- _Exercise_
Pull each line holding the word "nominated" from the data.

━━━━━━━━━━━━━━━━━━━━━━━━━━━━━━

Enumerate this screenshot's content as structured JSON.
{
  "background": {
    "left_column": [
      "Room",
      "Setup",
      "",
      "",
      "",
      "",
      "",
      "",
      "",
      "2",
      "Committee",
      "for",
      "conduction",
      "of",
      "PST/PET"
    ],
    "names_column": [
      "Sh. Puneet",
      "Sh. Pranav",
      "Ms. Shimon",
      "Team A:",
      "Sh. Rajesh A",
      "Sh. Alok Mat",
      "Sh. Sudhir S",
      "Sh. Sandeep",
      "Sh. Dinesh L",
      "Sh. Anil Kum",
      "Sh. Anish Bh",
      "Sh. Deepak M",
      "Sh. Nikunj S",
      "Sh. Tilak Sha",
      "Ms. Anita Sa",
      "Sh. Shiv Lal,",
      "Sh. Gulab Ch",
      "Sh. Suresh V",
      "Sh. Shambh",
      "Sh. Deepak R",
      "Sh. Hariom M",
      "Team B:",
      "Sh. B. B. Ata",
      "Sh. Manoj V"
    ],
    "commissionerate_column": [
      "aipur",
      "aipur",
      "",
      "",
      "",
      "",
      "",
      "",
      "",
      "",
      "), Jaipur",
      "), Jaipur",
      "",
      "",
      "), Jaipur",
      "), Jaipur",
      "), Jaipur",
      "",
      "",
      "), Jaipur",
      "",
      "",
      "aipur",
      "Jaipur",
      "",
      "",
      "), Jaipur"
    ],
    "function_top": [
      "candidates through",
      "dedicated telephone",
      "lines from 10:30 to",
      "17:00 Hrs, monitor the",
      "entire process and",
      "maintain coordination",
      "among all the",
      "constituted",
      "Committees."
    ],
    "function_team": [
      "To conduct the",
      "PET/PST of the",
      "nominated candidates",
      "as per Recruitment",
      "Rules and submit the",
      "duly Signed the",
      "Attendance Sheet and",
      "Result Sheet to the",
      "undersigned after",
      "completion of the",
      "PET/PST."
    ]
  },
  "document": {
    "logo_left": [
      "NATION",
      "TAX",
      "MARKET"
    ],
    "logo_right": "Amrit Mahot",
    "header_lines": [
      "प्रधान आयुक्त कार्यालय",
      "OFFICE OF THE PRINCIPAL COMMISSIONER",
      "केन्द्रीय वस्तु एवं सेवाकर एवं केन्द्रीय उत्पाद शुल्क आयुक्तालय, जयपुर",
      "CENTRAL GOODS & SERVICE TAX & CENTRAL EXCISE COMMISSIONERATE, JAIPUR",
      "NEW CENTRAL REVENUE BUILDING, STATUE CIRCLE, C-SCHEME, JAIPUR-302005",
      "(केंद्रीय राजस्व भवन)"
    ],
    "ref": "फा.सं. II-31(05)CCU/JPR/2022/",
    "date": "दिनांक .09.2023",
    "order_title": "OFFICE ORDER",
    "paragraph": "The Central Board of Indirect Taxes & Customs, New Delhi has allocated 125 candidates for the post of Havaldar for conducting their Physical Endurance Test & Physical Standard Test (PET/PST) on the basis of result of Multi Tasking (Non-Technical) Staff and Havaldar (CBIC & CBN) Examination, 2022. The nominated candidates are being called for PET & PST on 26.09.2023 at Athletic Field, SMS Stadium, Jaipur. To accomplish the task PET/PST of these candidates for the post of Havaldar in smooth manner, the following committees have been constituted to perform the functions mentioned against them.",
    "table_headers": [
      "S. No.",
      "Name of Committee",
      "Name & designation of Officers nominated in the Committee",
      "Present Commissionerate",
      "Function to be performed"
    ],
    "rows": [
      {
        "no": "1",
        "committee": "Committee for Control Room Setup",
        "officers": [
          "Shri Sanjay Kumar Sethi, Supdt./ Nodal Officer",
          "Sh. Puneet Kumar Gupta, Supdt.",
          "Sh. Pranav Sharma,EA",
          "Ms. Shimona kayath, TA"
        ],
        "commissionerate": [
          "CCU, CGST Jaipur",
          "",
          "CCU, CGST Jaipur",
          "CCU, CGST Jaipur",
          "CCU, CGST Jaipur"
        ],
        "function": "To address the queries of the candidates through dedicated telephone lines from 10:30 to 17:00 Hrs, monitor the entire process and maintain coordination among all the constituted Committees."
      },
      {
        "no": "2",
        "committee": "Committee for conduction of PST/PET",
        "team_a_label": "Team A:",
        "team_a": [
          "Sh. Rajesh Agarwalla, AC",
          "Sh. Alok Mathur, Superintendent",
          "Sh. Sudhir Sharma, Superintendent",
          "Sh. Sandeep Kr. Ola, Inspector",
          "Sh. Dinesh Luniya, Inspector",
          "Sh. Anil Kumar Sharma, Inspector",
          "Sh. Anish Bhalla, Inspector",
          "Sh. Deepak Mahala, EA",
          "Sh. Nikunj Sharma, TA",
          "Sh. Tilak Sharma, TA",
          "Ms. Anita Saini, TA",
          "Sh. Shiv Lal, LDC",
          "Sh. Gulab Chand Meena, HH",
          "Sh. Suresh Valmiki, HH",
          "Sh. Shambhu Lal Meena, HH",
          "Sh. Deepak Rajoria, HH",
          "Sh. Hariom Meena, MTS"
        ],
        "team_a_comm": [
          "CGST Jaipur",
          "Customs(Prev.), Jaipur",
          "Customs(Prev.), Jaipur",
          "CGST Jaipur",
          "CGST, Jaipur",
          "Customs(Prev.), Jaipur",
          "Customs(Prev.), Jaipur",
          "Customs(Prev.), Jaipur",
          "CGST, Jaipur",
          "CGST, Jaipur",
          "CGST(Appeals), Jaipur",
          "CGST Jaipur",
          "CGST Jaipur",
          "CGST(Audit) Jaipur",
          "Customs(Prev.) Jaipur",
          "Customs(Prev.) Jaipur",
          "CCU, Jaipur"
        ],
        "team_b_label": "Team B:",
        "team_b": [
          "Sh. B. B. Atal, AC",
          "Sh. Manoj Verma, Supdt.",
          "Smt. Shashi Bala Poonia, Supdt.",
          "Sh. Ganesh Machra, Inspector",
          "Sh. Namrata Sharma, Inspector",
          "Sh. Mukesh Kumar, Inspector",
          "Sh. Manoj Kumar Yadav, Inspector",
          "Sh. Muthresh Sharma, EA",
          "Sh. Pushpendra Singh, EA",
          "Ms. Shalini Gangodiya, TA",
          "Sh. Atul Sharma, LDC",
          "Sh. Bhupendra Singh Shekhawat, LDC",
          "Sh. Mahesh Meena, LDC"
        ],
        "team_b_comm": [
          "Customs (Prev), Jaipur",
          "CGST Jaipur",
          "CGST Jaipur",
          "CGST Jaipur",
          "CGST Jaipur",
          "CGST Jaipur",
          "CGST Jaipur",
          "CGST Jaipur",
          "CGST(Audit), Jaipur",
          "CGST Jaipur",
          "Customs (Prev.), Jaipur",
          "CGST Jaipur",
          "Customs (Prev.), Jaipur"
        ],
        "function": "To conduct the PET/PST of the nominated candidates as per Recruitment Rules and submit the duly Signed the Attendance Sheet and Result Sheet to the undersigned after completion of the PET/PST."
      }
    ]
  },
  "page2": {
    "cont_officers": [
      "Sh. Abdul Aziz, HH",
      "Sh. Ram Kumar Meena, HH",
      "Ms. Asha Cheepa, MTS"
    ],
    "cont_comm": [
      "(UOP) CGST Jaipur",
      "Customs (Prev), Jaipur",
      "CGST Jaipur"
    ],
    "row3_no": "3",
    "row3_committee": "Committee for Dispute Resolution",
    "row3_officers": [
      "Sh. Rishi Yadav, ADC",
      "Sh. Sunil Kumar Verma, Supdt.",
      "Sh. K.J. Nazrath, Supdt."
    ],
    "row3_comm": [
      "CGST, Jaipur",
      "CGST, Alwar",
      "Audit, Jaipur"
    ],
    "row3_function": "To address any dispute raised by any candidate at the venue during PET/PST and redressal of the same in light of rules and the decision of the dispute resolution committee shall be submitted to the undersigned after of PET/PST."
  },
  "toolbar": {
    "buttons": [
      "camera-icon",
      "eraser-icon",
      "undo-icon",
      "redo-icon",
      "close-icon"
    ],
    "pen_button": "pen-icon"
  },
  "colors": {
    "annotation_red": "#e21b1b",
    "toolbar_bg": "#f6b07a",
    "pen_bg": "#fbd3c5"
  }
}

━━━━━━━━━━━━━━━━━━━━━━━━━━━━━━

- _Expected output_
      "nominated candidates",
    "paragraph": "The Central Board of Indirect Taxes & Customs, New Delhi has allocated 125 candidates for the post of Havaldar for conducting their Physical Endurance Test & Physical Standard Test (PET/PST) on the basis of result of Multi Tasking (Non-Technical) Staff and Havaldar (CBIC & CBN) Examination, 2022. The nominated candidates are being called for PET & PST on 26.09.2023 at Athletic Field, SMS Stadium, Jaipur. To accomplish the task PET/PST of these candidates for the post of Havaldar in smooth manner, the following committees have been constituted to perform the functions mentioned against them.",
      "Name & designation of Officers nominated in the Committee",
        "function": "To conduct the PET/PST of the nominated candidates as per Recruitment Rules and submit the duly Signed the Attendance Sheet and Result Sheet to the undersigned after completion of the PET/PST."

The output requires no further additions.